The second wave of punk is well represented even if the late cancellation of Friday's headliners The Exploited due to singer Wattie Buchan's ongoing health problems was a bitter blow to many. Legendary thrash punks Discharge played an impressive, full throttle set on the Club Casbah stage, current singer JJ Janiak - the band's most recent addition - proving a particularly imposing figure while spitting out a selection of the band's best-known numbers in impeccable fashion. Fellow Midlanders GBH also turn the clock back to 1983 with a set that once upon a time would have made Messrs Hetfield and Ulrich form a band. Dick Lucas is a regular face at Rebellion being the frontman of three different bands (all of whom are playing at various points of the festival) but it's his first and best outfit, Subhumans, who gain the plaudits here. 1983's Time Flies... But Aeroplanes Clash is still considered to be one of the most influential albums of its time and even now thirty-five years later, both record and band still sound as angry and relevant as they did back then.
Elsewhere, a reformed and rejuvenated Wildhearts pack a kingsized punch in delivering a greatest hits set that's bristling with energy and vitality. With the classic line up of CJ, Ginger and Danny McCormick back together along with drummer Rich Battersby, they're a potent force to be reckoned with once more, 'Caffeine Bomb' and 'Red Light Green Light' both given the healthiest of receptions out front among others. Californian hardcore pioneers The Adolescents and Texan thrash metallers D.R.I. also deliver blistering performances far outweighing their veteran statuses, the former poignantly playing in front of a backdrop that simply reads "SOTO" as a tribute to bassist Steve Soto, who recently passed away.
It's left to the figurehead of punk himself, John Lydon to close this year's festival with Public Image Ltd. Wearing a smart shirt and reading glasses, it's difficult to tell if he's being ironic or otherwise. However, save for an unnecessary attack on Jeremy Corbyn and the Labour Party at the beginning of the set, both Lydon and his band are flawless. Switching from the band's more experimental, dub-heavy work back to song-based material with consummate ease, 'Warrior' in particular sounding menacing, they're a revelation and a fitting way to close punk's biggest party.

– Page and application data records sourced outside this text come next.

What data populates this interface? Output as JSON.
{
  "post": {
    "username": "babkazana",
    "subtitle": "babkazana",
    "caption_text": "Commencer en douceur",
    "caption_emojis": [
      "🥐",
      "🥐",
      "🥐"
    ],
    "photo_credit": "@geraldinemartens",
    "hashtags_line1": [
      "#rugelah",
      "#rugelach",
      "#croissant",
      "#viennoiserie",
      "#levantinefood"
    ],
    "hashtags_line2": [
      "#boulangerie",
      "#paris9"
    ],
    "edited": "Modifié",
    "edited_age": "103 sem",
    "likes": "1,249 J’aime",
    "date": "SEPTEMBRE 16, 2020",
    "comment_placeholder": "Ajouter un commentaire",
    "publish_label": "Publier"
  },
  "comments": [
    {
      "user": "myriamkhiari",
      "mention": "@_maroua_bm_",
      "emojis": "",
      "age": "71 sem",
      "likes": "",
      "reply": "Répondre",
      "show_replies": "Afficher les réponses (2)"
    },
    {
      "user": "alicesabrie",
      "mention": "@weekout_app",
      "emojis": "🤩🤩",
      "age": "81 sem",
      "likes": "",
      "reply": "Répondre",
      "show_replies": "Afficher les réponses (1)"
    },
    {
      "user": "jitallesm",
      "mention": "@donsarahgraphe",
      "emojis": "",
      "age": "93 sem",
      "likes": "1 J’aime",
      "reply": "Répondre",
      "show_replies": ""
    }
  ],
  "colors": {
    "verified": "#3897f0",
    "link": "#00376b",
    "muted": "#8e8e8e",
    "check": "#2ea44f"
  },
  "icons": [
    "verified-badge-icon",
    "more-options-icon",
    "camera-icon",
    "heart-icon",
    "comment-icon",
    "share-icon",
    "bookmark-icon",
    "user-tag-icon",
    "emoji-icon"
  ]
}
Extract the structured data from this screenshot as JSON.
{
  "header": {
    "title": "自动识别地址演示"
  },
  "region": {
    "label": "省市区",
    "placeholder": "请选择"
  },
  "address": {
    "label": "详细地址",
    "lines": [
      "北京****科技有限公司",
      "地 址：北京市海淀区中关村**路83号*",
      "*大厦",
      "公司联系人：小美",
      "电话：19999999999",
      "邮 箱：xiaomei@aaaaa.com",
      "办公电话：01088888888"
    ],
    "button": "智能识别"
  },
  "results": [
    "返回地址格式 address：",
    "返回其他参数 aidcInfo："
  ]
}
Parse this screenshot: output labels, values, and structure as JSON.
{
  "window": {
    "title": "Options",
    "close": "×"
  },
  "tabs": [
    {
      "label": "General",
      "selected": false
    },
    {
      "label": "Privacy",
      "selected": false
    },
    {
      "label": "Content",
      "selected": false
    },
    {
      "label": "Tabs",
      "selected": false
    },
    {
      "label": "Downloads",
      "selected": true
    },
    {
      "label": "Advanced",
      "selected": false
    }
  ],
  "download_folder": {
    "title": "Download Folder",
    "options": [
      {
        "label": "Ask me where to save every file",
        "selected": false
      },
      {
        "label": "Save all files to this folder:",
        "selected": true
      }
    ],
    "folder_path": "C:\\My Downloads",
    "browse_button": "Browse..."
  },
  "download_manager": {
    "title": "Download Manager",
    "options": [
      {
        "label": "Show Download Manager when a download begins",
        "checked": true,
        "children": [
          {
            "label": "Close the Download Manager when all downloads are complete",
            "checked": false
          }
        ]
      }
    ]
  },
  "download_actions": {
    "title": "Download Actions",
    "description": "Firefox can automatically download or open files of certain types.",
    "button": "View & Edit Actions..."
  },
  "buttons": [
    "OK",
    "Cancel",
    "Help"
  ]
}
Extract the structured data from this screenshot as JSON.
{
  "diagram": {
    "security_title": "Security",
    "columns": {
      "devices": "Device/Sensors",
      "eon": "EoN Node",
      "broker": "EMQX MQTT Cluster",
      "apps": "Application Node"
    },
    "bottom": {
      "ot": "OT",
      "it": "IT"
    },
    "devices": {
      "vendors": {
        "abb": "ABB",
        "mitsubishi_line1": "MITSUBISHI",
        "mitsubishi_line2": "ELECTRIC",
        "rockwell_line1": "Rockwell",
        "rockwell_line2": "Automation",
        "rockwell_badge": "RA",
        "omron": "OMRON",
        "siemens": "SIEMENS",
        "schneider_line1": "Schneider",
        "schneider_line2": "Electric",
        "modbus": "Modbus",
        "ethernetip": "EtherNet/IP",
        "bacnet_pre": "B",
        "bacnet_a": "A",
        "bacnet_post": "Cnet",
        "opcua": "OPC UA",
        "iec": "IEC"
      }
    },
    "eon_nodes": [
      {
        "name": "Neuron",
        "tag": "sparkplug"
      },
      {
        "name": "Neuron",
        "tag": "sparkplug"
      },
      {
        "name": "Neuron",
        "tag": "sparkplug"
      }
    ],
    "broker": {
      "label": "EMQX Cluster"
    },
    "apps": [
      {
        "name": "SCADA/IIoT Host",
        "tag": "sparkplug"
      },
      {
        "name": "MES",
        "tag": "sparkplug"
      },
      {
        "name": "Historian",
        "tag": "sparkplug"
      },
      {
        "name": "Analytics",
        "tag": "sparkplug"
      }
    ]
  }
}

Rebellion takes place in Blackpool on the second weekend of August. For more information about the festival, including dates and tickets for the 2019 edition, please visit their official website.